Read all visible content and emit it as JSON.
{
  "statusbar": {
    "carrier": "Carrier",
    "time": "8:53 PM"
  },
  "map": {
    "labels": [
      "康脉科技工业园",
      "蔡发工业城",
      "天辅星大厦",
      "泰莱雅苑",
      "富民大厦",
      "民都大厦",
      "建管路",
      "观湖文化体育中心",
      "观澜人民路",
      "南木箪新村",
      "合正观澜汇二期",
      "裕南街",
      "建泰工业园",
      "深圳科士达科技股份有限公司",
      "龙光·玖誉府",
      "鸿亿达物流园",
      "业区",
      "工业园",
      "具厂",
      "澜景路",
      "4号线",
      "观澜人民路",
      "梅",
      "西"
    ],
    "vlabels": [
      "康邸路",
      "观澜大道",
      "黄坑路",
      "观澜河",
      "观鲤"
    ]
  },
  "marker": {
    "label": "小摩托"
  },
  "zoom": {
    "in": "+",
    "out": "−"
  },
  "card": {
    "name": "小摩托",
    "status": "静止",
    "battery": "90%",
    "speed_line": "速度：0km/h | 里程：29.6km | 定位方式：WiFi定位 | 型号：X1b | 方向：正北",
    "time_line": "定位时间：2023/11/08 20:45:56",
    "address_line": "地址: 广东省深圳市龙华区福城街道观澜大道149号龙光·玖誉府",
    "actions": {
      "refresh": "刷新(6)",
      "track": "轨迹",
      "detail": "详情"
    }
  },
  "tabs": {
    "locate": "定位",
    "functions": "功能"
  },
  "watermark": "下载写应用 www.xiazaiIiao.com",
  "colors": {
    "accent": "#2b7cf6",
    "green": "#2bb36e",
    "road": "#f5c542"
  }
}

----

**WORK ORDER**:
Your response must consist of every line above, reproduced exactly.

**ANSWER BOX**:
Read all visible content and emit it as JSON.
{
  "statusbar": {
    "carrier": "Carrier",
    "time": "8:53 PM"
  },
  "map": {
    "labels": [
      "康脉科技工业园",
      "蔡发工业城",
      "天辅星大厦",
      "泰莱雅苑",
      "富民大厦",
      "民都大厦",
      "建管路",
      "观湖文化体育中心",
      "观澜人民路",
      "南木箪新村",
      "合正观澜汇二期",
      "裕南街",
      "建泰工业园",
      "深圳科士达科技股份有限公司",
      "龙光·玖誉府",
      "鸿亿达物流园",
      "业区",
      "工业园",
      "具厂",
      "澜景路",
      "4号线",
      "观澜人民路",
      "梅",
      "西"
    ],
    "vlabels": [
      "康邸路",
      "观澜大道",
      "黄坑路",
      "观澜河",
      "观鲤"
    ]
  },
  "marker": {
    "label": "小摩托"
  },
  "zoom": {
    "in": "+",
    "out": "−"
  },
  "card": {
    "name": "小摩托",
    "status": "静止",
    "battery": "90%",
    "speed_line": "速度：0km/h | 里程：29.6km | 定位方式：WiFi定位 | 型号：X1b | 方向：正北",
    "time_line": "定位时间：2023/11/08 20:45:56",
    "address_line": "地址: 广东省深圳市龙华区福城街道观澜大道149号龙光·玖誉府",
    "actions": {
      "refresh": "刷新(6)",
      "track": "轨迹",
      "detail": "详情"
    }
  },
  "tabs": {
    "locate": "定位",
    "functions": "功能"
  },
  "watermark": "下载写应用 www.xiazaiIiao.com",
  "colors": {
    "accent": "#2b7cf6",
    "green": "#2bb36e",
    "road": "#f5c542"
  }
}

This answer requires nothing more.